A major goal was to draw customers’ attention to the product and hold it there. To do that, Light and his team worked with Levine to change concepts of display and presentation.
Instead of traditional square trays, for example, Levine created horizontal “ring bars” (on which the jewelry sits) in a variety of original shapes. These can be placed in different positions within the cases, which may hold up to 200 diamond pieces. There is little traditional about the cases themselves, either. They stand on very thin legs, with lots of air beneath them, except those in the center of the store, which are curved and rounded. The aim is to draw customers’ eyes and encourage them to walk through the store.
Mirrors, fabrics, display forms and signage also use “materials, colors and sizes to attract customers’ attention while creating a unique shopping experience,” says Levine.
All of Only Diamonds’ interior signage – and there is a lot of it – is made of glass in a variety of consistent shapes designed to be non-intrusive in appearance. “Signage can be a real sore spot,” says Levine, “especially when selling luxury items, if not done well graphically. You don’t want to see the signage before you see the product.”
Using glass “elevates everything. [The customer’s] attention is drawn to the product, not the sign, but you still convey information in an elegant way.”
Seemingly, no detail was too minor to be enhanced or redesigned. Even the ring plugs – usually ugly little cast-plastic items – are made of enamel and stylish. The store’s paper coffee cups carry the Only Diamonds logo. Packaging was produced in four different areas of the world, but all was dyed at Levine Design in New York to ensure consistent color and hue.
“They built [the concept of these stores] from the ground up, and the message [they communicate] is very clear,” says Levine.
The message is clear to employees, as well. The Only Diamonds home office in Akron communicates with each location via e-mail four times a day.
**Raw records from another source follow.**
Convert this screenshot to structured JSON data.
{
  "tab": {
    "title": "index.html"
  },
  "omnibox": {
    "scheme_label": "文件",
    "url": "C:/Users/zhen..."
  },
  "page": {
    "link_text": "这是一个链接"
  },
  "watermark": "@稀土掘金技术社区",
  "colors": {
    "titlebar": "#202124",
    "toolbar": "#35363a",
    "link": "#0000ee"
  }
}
Advanced point-of-sale systems and an extensive computer network help it capture client information, analyze various markets and quickly fill the jewelry needs of Only Diamonds stores around the country, say Light and his people.